(INPUT RECORDS):
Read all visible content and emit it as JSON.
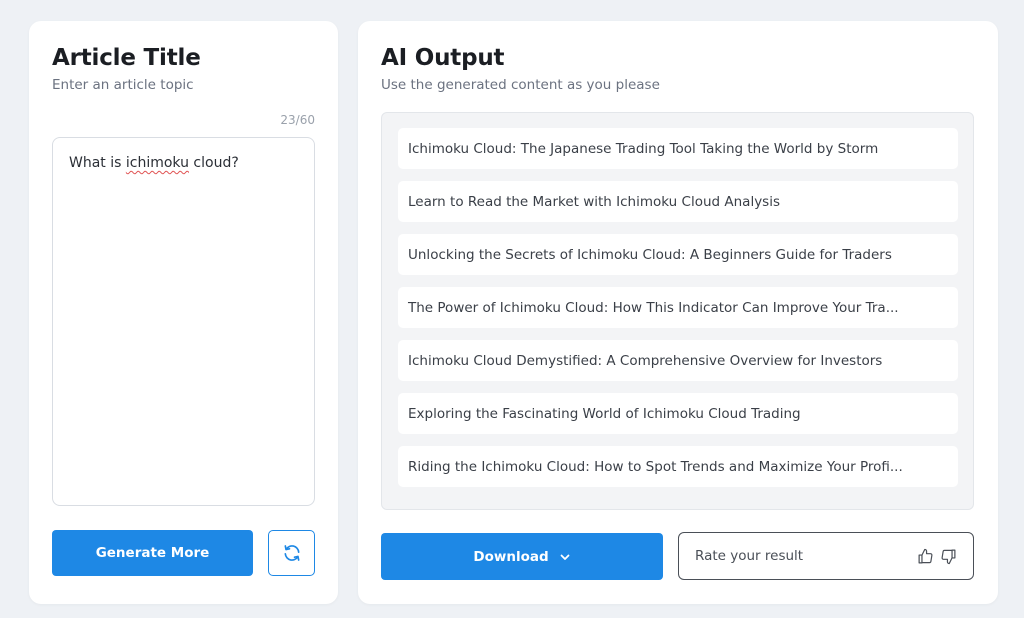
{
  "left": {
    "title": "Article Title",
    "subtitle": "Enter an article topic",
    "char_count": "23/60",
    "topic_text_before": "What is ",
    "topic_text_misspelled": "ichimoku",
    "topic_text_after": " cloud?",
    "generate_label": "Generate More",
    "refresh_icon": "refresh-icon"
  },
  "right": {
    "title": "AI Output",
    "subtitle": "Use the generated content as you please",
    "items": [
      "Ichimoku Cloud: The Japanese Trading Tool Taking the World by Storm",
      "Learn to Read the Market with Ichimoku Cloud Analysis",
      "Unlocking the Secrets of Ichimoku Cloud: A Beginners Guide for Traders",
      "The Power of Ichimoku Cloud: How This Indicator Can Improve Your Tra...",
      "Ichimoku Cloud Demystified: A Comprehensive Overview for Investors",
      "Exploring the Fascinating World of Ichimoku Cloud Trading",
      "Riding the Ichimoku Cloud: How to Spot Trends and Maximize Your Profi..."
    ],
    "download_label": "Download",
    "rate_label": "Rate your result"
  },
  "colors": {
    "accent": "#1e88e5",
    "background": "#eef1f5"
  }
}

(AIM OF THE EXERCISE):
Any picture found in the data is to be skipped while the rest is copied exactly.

(ANSWER BOX):
Read all visible content and emit it as JSON.
{
  "left": {
    "title": "Article Title",
    "subtitle": "Enter an article topic",
    "char_count": "23/60",
    "topic_text_before": "What is ",
    "topic_text_misspelled": "ichimoku",
    "topic_text_after": " cloud?",
    "generate_label": "Generate More",
    "refresh_icon": "refresh-icon"
  },
  "right": {
    "title": "AI Output",
    "subtitle": "Use the generated content as you please",
    "items": [
      "Ichimoku Cloud: The Japanese Trading Tool Taking the World by Storm",
      "Learn to Read the Market with Ichimoku Cloud Analysis",
      "Unlocking the Secrets of Ichimoku Cloud: A Beginners Guide for Traders",
      "The Power of Ichimoku Cloud: How This Indicator Can Improve Your Tra...",
      "Ichimoku Cloud Demystified: A Comprehensive Overview for Investors",
      "Exploring the Fascinating World of Ichimoku Cloud Trading",
      "Riding the Ichimoku Cloud: How to Spot Trends and Maximize Your Profi..."
    ],
    "download_label": "Download",
    "rate_label": "Rate your result"
  },
  "colors": {
    "accent": "#1e88e5",
    "background": "#eef1f5"
  }
}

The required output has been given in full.